Before snow starts, it’s important to educate your homeowners about the snow removal protocols, risks on the property, and how to protect themselves during Colorado winters. The association should create and distribute a snow removal map informing homeowners of trigger depths, snow storage and ice melt bucket locations, and hazardous areas. Provide homeowners with details on how and when to report problems. Actively communicate with homeowners during storms, and remind owners that snow removal companies will arrive as soon as they can, and that snow removal protocols are subject to change during major snow events and multiple visits may be necessary. Also remind owners of the inherent risks associated with winter weather conditions in Colorado stressing that they should exercise particular caution when walking outside and to take extra care when walking on exterior staircases exposed to the elements.

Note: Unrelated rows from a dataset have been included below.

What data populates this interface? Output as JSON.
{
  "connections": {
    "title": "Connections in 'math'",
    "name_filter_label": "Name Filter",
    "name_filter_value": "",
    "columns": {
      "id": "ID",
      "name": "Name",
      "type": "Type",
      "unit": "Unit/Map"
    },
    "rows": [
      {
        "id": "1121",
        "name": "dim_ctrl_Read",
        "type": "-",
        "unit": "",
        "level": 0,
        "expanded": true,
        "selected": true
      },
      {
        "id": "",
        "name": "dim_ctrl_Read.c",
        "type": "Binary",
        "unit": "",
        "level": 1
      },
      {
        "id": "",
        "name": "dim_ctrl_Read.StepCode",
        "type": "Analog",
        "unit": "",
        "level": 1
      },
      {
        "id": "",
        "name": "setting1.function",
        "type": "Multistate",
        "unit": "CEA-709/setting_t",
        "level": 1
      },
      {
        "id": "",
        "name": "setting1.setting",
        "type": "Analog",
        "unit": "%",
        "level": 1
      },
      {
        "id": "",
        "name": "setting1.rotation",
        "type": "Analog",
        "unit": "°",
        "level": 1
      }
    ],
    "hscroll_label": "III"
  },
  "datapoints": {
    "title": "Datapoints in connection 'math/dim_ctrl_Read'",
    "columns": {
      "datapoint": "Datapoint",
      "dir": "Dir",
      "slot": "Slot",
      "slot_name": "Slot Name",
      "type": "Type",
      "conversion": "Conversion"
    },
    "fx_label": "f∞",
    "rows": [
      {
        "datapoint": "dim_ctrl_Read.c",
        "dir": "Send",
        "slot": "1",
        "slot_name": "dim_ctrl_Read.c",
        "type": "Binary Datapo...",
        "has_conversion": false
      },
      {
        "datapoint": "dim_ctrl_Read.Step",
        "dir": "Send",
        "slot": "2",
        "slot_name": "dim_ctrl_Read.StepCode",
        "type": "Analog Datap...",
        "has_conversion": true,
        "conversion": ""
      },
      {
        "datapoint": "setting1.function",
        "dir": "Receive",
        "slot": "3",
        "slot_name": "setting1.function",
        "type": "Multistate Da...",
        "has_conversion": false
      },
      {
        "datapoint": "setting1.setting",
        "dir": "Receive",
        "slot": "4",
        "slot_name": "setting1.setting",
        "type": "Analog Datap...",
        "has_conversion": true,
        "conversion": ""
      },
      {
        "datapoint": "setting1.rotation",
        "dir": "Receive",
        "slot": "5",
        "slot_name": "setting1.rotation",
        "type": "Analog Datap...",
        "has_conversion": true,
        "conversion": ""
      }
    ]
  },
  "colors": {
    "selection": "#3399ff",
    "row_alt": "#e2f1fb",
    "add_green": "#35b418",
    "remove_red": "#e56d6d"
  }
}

While budgeting for snow removal is difficult as no one can predict the weather, the Board needs to ensure there are adequate funds for the snow season. Most snow removal vendors contract for snow removal services on a time and material basis, and due to the nature of the job, we are seeing higher hourly rates for vendors. With the liability connected to snow removal, the association shouldn’t risk being unable to perform snow removal services due to lack of funds. It’s also important to consider trigger depths when setting a snow removal budget. Trigger depths set in the contract drive both the cost to the association and the priority for vendor mobilization. It’s important to note that if an association chooses a higher threshold of, for example three inches, the association will pay less - but will also fall farther down the line of vendor priority when a heavy snowfall occurs because vendor crews will tackle one inch and two-inch trigger properties first. Association boards must weigh these factors and make business decisions according to their communities’ needs when deciding on contract terms.